EXERCISE INSTRUCTIONS
Work through the data below and copy out every line where "Takt" is found.

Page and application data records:
+---+

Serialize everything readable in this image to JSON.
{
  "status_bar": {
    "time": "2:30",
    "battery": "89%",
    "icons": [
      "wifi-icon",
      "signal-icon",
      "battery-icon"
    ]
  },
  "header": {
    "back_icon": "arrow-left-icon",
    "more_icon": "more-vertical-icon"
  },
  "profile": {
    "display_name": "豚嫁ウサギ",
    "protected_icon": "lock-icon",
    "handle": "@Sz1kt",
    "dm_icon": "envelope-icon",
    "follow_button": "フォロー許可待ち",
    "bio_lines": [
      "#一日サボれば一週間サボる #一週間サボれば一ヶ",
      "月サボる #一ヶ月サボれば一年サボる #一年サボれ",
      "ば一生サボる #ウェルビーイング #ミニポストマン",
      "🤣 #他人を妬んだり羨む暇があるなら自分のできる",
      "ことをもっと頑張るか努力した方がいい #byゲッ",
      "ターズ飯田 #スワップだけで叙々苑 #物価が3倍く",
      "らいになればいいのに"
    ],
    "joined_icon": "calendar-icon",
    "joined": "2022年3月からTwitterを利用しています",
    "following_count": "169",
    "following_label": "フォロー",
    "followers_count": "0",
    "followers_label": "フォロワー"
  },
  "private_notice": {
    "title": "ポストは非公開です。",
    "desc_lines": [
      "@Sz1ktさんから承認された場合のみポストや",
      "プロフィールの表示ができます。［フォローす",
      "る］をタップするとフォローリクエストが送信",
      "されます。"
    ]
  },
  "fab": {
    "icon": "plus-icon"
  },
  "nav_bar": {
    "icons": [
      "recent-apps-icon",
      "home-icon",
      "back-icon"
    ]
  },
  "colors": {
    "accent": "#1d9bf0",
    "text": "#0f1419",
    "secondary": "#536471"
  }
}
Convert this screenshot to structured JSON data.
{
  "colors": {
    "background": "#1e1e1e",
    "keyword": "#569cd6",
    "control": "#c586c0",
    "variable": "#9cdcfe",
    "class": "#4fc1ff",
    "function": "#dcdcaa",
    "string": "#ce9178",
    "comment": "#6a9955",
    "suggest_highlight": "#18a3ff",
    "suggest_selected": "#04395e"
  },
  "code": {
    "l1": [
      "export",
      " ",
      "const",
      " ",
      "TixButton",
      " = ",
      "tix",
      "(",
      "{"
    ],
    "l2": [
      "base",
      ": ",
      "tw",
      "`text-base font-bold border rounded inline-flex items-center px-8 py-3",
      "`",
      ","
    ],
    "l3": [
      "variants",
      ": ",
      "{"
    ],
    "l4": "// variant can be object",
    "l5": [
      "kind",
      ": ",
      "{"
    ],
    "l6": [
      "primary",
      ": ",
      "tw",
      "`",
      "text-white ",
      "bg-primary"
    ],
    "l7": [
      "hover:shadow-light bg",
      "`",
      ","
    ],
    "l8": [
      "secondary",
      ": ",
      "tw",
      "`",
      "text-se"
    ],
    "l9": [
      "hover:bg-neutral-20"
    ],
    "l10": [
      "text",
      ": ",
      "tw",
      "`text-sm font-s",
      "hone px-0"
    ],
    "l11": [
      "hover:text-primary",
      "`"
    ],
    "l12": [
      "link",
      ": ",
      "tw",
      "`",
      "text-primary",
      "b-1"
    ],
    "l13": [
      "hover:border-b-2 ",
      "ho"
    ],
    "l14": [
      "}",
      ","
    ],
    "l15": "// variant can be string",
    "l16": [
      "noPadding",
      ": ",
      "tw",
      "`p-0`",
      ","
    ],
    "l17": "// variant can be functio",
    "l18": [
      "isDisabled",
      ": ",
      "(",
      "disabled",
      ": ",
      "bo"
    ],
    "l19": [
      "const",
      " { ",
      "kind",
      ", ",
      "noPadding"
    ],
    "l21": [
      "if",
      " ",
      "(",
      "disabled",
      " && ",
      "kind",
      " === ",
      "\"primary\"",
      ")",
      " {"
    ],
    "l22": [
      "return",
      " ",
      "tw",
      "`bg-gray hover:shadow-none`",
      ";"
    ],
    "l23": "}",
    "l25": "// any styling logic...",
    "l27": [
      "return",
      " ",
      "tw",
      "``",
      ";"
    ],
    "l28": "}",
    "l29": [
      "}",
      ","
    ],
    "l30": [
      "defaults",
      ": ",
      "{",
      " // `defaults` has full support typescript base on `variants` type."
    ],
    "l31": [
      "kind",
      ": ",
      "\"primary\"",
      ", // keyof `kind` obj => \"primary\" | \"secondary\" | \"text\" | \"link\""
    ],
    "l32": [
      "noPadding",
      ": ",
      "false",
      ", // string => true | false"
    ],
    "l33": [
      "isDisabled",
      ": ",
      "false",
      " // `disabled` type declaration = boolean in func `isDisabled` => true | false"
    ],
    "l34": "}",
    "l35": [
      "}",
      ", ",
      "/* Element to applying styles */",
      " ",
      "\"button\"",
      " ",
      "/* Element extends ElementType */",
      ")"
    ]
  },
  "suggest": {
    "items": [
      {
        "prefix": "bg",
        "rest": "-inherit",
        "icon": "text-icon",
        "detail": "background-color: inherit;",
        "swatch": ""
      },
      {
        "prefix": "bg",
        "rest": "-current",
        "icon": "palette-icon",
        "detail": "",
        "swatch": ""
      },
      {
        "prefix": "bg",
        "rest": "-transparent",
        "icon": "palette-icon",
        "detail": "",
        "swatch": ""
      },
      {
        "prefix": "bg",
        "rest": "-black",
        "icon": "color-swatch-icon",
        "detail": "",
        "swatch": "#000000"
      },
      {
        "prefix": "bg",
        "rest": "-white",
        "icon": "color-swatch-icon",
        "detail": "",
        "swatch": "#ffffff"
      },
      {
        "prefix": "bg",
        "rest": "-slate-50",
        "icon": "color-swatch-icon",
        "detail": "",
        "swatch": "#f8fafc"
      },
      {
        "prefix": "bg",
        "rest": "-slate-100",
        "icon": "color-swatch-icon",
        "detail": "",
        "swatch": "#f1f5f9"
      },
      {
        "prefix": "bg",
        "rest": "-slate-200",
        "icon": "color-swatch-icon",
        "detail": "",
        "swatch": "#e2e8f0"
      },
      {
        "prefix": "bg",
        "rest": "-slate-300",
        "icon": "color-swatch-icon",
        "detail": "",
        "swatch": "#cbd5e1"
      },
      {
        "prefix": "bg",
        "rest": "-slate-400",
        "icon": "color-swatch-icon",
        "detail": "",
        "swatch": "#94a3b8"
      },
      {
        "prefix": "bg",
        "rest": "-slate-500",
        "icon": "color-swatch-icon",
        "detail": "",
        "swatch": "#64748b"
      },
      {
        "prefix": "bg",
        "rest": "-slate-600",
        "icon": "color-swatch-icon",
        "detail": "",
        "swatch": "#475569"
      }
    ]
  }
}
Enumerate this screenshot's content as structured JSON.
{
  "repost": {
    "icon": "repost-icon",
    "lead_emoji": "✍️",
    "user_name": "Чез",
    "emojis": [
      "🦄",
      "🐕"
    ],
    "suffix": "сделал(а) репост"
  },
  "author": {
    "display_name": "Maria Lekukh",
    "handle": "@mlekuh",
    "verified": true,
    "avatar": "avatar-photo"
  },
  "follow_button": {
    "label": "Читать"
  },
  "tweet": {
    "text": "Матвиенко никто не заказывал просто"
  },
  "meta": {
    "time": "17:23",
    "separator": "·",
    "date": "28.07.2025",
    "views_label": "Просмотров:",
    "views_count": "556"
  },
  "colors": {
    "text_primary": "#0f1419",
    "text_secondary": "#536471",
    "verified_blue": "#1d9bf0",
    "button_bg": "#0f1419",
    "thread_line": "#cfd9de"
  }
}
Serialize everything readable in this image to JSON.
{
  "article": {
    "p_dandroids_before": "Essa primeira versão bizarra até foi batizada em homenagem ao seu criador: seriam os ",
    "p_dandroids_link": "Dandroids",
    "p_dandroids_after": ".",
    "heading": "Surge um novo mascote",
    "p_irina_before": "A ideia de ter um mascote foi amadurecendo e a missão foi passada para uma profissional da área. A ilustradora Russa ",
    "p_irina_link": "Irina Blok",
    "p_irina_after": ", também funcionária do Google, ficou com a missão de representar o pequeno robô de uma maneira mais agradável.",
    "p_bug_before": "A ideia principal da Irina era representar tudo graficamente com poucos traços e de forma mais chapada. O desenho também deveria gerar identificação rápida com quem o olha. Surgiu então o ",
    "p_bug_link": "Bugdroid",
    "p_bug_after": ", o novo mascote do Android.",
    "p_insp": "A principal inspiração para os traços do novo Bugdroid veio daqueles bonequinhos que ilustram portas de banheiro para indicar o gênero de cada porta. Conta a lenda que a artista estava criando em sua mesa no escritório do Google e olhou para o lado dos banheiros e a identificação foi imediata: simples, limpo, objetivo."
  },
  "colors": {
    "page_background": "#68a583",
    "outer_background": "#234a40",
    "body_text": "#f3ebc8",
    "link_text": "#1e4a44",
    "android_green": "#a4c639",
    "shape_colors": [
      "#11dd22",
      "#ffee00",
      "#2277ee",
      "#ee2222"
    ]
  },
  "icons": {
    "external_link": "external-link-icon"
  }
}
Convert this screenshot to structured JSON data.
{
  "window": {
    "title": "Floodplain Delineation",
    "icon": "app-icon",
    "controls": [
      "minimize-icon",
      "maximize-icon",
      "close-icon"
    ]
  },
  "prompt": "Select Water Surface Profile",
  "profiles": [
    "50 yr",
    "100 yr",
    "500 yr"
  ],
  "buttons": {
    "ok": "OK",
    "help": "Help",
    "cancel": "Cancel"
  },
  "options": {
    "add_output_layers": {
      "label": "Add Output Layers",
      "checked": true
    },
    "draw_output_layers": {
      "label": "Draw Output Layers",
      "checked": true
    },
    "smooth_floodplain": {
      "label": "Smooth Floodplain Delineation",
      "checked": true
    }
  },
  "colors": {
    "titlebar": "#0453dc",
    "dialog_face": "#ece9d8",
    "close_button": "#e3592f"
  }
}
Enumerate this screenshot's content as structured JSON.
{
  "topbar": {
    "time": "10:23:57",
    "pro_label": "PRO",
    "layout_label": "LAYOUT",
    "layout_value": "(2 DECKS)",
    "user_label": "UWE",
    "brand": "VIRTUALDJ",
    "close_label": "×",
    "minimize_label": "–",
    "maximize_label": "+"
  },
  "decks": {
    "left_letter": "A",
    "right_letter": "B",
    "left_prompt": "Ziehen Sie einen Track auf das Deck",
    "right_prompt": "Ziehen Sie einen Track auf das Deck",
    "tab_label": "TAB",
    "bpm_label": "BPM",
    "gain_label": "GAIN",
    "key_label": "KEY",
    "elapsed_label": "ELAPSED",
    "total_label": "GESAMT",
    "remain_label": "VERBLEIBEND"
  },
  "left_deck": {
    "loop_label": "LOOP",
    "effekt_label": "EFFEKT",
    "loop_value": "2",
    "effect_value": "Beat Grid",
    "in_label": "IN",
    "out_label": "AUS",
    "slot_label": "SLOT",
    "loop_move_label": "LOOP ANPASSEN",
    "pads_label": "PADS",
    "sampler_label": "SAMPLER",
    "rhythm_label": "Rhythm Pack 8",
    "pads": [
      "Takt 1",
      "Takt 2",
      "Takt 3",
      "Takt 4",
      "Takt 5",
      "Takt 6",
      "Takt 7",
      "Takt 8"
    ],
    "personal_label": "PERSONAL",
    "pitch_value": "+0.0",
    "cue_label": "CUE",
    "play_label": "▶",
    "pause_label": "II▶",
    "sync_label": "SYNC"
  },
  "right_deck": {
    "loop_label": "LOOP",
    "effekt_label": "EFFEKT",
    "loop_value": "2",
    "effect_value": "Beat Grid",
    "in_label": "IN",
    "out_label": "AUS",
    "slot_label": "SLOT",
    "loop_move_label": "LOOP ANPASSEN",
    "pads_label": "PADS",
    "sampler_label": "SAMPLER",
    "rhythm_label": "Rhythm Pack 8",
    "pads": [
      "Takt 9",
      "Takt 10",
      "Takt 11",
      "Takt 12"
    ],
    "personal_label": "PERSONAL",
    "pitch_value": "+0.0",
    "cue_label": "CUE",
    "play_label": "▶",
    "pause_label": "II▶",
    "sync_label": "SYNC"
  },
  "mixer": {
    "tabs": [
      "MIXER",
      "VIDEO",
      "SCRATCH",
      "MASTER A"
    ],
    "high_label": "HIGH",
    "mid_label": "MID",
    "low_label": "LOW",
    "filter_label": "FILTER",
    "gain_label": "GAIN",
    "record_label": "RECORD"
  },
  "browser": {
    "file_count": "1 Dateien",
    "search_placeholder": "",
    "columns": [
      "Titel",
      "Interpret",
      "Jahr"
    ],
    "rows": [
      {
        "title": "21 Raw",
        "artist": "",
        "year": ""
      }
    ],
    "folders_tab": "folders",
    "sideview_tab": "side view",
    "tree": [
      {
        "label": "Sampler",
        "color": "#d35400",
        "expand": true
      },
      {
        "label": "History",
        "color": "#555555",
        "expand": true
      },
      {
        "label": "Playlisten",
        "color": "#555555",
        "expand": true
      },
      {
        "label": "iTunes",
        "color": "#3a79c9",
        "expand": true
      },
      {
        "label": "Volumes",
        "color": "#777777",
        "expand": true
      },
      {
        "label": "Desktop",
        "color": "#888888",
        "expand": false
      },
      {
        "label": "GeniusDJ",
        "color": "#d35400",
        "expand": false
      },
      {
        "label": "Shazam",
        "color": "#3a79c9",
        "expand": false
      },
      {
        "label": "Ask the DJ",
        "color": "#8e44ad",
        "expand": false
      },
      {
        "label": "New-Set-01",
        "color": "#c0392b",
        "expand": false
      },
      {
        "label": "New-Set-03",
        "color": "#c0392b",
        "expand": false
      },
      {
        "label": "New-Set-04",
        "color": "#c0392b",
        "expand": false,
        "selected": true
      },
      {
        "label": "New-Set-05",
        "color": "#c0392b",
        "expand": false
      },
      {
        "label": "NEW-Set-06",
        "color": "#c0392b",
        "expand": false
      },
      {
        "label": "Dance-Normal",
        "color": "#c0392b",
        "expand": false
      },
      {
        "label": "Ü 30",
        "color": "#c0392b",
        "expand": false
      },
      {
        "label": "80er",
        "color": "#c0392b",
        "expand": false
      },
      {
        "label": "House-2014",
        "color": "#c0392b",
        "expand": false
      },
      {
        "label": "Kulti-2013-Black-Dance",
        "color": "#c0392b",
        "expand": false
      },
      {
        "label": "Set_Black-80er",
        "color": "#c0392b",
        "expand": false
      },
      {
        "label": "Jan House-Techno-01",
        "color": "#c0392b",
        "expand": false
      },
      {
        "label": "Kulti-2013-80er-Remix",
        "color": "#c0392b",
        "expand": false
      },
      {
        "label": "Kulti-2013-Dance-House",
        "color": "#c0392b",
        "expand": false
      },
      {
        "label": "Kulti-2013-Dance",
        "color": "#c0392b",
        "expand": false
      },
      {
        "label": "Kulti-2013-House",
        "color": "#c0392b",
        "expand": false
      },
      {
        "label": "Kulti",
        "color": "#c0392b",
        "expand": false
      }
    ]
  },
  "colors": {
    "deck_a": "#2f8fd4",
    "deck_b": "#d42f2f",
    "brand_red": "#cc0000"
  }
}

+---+

SOLUTION BELOW
      "Takt 1",
      "Takt 2",
      "Takt 3",
      "Takt 4",
      "Takt 5",
      "Takt 6",
      "Takt 7",
      "Takt 8"
      "Takt 9",
      "Takt 10",
      "Takt 11",
      "Takt 12"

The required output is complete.